── Data in this exercise ──

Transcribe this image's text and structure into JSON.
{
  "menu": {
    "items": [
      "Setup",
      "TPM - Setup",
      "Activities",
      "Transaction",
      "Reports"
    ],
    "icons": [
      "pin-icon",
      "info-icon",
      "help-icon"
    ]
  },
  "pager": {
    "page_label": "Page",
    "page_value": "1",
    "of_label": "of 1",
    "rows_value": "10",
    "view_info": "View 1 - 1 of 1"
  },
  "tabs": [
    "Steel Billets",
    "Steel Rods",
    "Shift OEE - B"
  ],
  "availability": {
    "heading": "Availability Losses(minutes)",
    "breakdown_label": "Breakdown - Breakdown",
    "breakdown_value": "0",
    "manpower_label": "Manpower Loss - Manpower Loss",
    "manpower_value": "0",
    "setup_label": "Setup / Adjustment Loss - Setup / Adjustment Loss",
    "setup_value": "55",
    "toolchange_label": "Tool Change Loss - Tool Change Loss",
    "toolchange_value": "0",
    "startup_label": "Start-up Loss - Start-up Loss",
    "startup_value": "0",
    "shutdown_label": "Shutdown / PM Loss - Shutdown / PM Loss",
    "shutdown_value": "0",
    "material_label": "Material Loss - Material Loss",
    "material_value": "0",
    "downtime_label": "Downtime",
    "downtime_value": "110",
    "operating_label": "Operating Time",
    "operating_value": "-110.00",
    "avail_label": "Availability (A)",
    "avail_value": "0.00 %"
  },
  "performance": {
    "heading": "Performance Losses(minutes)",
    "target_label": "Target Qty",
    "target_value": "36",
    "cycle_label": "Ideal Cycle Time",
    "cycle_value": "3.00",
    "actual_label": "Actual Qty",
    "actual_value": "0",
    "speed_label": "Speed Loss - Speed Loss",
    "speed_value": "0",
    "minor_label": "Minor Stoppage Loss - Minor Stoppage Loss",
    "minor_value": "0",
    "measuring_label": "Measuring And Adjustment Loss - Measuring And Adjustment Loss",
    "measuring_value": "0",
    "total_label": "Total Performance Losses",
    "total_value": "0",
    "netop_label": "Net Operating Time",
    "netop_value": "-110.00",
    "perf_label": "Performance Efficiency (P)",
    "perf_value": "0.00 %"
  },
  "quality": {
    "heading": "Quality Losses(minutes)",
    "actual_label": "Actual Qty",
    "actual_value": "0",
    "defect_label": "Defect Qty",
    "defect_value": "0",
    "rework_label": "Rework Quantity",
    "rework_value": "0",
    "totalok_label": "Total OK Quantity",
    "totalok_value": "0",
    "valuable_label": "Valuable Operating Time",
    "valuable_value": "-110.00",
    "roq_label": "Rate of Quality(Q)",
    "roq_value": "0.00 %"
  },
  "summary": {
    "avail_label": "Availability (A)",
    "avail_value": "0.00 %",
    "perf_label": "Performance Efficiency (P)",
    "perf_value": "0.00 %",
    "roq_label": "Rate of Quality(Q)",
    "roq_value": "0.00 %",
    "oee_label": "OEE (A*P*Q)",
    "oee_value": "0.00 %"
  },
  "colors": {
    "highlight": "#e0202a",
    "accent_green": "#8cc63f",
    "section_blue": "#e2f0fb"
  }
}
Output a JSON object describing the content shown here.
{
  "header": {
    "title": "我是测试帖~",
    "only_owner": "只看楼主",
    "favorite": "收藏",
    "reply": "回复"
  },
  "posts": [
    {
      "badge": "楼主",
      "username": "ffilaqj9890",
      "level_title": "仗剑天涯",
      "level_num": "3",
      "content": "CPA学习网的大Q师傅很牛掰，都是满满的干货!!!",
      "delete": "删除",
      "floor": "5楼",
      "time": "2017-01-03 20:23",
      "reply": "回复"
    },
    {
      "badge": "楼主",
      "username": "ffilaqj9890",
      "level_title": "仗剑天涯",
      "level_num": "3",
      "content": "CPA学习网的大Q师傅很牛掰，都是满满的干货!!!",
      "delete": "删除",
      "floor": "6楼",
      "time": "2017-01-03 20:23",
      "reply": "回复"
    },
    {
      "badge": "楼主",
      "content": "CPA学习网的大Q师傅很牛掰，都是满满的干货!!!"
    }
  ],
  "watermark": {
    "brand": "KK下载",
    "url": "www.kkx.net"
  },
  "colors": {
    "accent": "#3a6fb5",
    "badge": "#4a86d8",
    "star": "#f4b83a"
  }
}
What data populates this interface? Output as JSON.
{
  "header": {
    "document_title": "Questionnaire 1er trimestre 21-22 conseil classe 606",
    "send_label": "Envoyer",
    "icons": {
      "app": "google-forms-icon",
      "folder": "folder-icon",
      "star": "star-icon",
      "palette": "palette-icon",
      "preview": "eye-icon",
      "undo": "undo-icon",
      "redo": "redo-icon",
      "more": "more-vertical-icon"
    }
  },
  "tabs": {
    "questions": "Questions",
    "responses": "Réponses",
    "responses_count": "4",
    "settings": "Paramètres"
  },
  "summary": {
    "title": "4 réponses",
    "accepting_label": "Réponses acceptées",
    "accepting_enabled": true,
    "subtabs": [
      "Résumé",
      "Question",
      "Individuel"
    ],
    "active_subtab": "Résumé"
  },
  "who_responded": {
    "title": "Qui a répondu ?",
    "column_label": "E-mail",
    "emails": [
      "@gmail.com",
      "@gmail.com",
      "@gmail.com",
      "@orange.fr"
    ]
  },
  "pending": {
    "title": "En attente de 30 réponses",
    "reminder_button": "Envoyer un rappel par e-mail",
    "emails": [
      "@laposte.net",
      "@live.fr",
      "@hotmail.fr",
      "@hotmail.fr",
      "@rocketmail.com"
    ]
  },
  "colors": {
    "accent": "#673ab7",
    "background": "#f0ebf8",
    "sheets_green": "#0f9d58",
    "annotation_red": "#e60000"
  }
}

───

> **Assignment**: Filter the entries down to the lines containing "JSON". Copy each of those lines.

> **Task solution**:
Transcribe this image's text and structure into JSON.
Output a JSON object describing the content shown here.
What data populates this interface? Output as JSON.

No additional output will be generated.